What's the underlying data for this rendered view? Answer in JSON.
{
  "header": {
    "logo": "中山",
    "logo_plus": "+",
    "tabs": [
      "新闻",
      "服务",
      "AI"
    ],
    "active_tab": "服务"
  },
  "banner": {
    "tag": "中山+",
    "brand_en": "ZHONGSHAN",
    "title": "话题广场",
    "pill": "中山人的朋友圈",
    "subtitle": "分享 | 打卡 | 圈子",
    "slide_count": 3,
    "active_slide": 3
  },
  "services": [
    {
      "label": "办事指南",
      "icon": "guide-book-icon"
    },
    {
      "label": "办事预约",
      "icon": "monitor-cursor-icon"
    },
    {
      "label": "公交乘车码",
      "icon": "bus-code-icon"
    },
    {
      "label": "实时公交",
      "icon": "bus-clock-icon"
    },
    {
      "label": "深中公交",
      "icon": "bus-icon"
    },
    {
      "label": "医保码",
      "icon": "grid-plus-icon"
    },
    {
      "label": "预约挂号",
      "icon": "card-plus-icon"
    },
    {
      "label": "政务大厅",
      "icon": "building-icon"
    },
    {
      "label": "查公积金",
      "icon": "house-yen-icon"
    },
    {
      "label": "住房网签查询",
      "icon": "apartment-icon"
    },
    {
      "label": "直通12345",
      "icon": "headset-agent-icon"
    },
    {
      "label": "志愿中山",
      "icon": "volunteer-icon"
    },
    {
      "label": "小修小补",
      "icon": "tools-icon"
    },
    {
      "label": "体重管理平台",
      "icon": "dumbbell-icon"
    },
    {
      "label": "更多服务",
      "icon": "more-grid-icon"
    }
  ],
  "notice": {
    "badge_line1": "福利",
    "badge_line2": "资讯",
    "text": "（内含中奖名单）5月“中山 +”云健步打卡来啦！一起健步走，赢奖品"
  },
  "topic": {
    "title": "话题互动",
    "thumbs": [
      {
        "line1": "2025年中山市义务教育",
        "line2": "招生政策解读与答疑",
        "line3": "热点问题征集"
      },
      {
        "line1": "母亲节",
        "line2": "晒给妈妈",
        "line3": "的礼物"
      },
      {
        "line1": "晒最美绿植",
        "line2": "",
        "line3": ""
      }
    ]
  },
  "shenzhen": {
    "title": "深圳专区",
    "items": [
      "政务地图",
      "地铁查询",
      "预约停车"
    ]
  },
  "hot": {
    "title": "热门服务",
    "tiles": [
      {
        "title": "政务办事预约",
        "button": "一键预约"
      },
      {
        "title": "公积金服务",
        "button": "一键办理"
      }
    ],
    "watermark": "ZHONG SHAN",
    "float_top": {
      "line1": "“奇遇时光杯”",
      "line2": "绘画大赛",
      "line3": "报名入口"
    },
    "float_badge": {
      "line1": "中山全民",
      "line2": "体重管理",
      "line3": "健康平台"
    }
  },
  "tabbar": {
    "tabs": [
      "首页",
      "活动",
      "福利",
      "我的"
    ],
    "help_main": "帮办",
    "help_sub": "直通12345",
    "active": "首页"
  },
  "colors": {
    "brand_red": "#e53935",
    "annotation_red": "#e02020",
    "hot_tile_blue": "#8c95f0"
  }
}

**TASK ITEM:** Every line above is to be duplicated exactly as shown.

**RESPONSE AREA:**
What's the underlying data for this rendered view? Answer in JSON.
{
  "header": {
    "logo": "中山",
    "logo_plus": "+",
    "tabs": [
      "新闻",
      "服务",
      "AI"
    ],
    "active_tab": "服务"
  },
  "banner": {
    "tag": "中山+",
    "brand_en": "ZHONGSHAN",
    "title": "话题广场",
    "pill": "中山人的朋友圈",
    "subtitle": "分享 | 打卡 | 圈子",
    "slide_count": 3,
    "active_slide": 3
  },
  "services": [
    {
      "label": "办事指南",
      "icon": "guide-book-icon"
    },
    {
      "label": "办事预约",
      "icon": "monitor-cursor-icon"
    },
    {
      "label": "公交乘车码",
      "icon": "bus-code-icon"
    },
    {
      "label": "实时公交",
      "icon": "bus-clock-icon"
    },
    {
      "label": "深中公交",
      "icon": "bus-icon"
    },
    {
      "label": "医保码",
      "icon": "grid-plus-icon"
    },
    {
      "label": "预约挂号",
      "icon": "card-plus-icon"
    },
    {
      "label": "政务大厅",
      "icon": "building-icon"
    },
    {
      "label": "查公积金",
      "icon": "house-yen-icon"
    },
    {
      "label": "住房网签查询",
      "icon": "apartment-icon"
    },
    {
      "label": "直通12345",
      "icon": "headset-agent-icon"
    },
    {
      "label": "志愿中山",
      "icon": "volunteer-icon"
    },
    {
      "label": "小修小补",
      "icon": "tools-icon"
    },
    {
      "label": "体重管理平台",
      "icon": "dumbbell-icon"
    },
    {
      "label": "更多服务",
      "icon": "more-grid-icon"
    }
  ],
  "notice": {
    "badge_line1": "福利",
    "badge_line2": "资讯",
    "text": "（内含中奖名单）5月“中山 +”云健步打卡来啦！一起健步走，赢奖品"
  },
  "topic": {
    "title": "话题互动",
    "thumbs": [
      {
        "line1": "2025年中山市义务教育",
        "line2": "招生政策解读与答疑",
        "line3": "热点问题征集"
      },
      {
        "line1": "母亲节",
        "line2": "晒给妈妈",
        "line3": "的礼物"
      },
      {
        "line1": "晒最美绿植",
        "line2": "",
        "line3": ""
      }
    ]
  },
  "shenzhen": {
    "title": "深圳专区",
    "items": [
      "政务地图",
      "地铁查询",
      "预约停车"
    ]
  },
  "hot": {
    "title": "热门服务",
    "tiles": [
      {
        "title": "政务办事预约",
        "button": "一键预约"
      },
      {
        "title": "公积金服务",
        "button": "一键办理"
      }
    ],
    "watermark": "ZHONG SHAN",
    "float_top": {
      "line1": "“奇遇时光杯”",
      "line2": "绘画大赛",
      "line3": "报名入口"
    },
    "float_badge": {
      "line1": "中山全民",
      "line2": "体重管理",
      "line3": "健康平台"
    }
  },
  "tabbar": {
    "tabs": [
      "首页",
      "活动",
      "福利",
      "我的"
    ],
    "help_main": "帮办",
    "help_sub": "直通12345",
    "active": "首页"
  },
  "colors": {
    "brand_red": "#e53935",
    "annotation_red": "#e02020",
    "hot_tile_blue": "#8c95f0"
  }
}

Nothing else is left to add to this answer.